▸ Task goal: Keep the wording of every entry intact in your copy, and omit the pictures.

▸ Records shown:
____________
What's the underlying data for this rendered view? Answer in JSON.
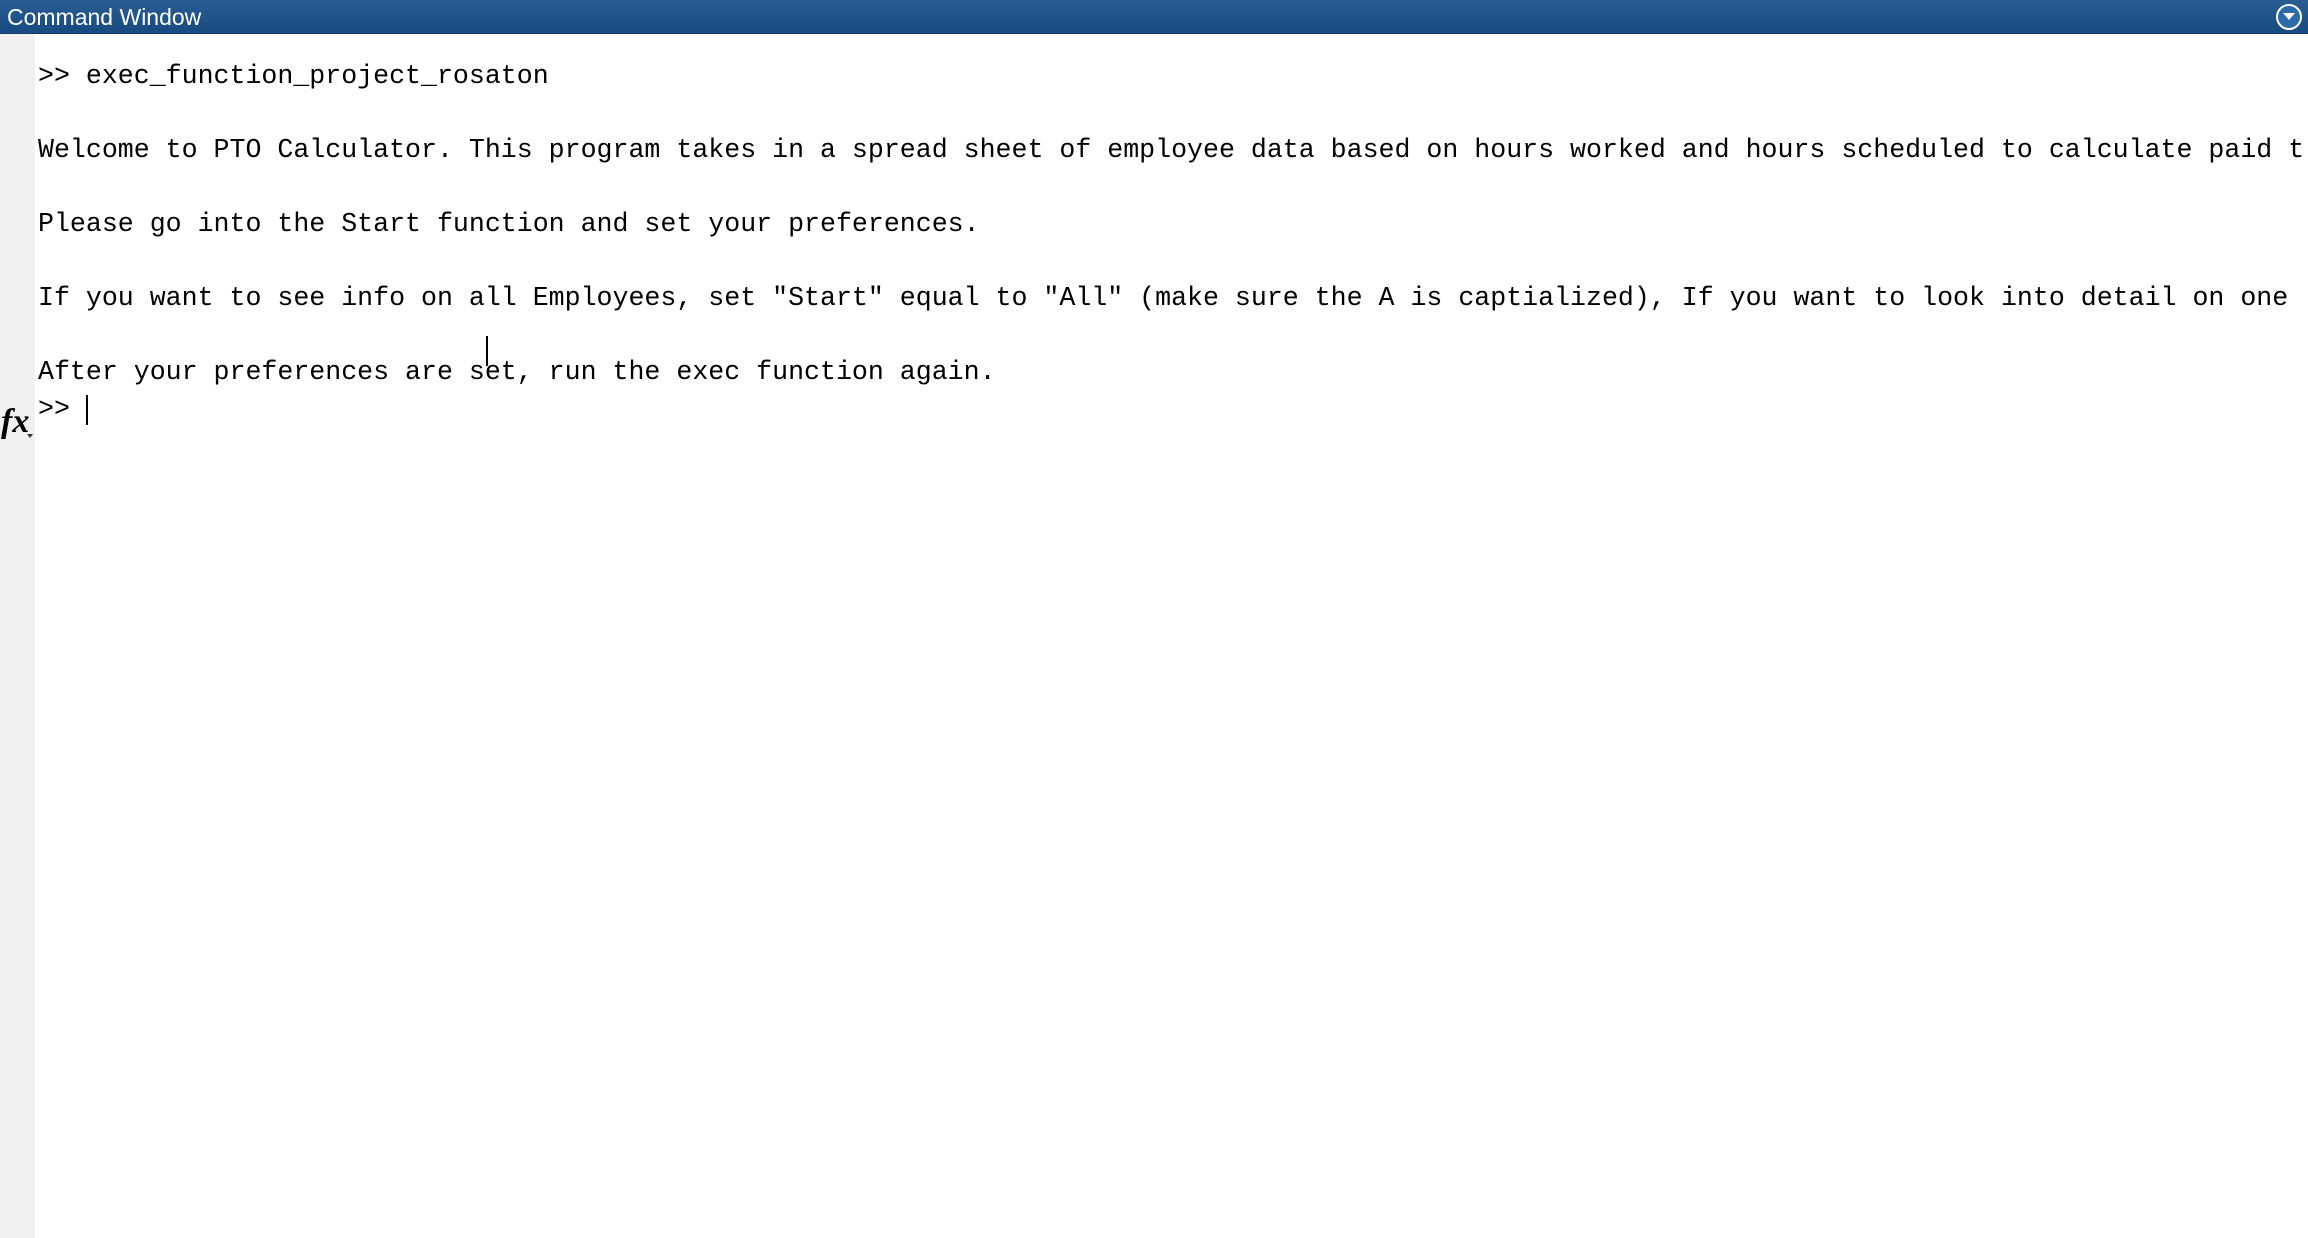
{
  "window": {
    "title": "Command Window"
  },
  "gutter": {
    "function_icon": "fx-icon",
    "function_icon_text": "fx"
  },
  "console": {
    "lines": [
      ">> exec_function_project_rosaton",
      "Welcome to PTO Calculator. This program takes in a spread sheet of employee data based on hours worked and hours scheduled to calculate paid t",
      "Please go into the Start function and set your preferences.",
      "If you want to see info on all Employees, set \"Start\" equal to \"All\" (make sure the A is captialized), If you want to look into detail on one",
      "After your preferences are set, run the exec function again."
    ],
    "prompt": ">>"
  },
  "colors": {
    "titlebar": "#1f5289",
    "gutter": "#f0f0f0",
    "text": "#000000",
    "background": "#ffffff"
  }
}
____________
▸ Your response:
What's the underlying data for this rendered view? Answer in JSON.
{
  "window": {
    "title": "Command Window"
  },
  "gutter": {
    "function_icon": "fx-icon",
    "function_icon_text": "fx"
  },
  "console": {
    "lines": [
      ">> exec_function_project_rosaton",
      "Welcome to PTO Calculator. This program takes in a spread sheet of employee data based on hours worked and hours scheduled to calculate paid t",
      "Please go into the Start function and set your preferences.",
      "If you want to see info on all Employees, set \"Start\" equal to \"All\" (make sure the A is captialized), If you want to look into detail on one",
      "After your preferences are set, run the exec function again."
    ],
    "prompt": ">>"
  },
  "colors": {
    "titlebar": "#1f5289",
    "gutter": "#f0f0f0",
    "text": "#000000",
    "background": "#ffffff"
  }
}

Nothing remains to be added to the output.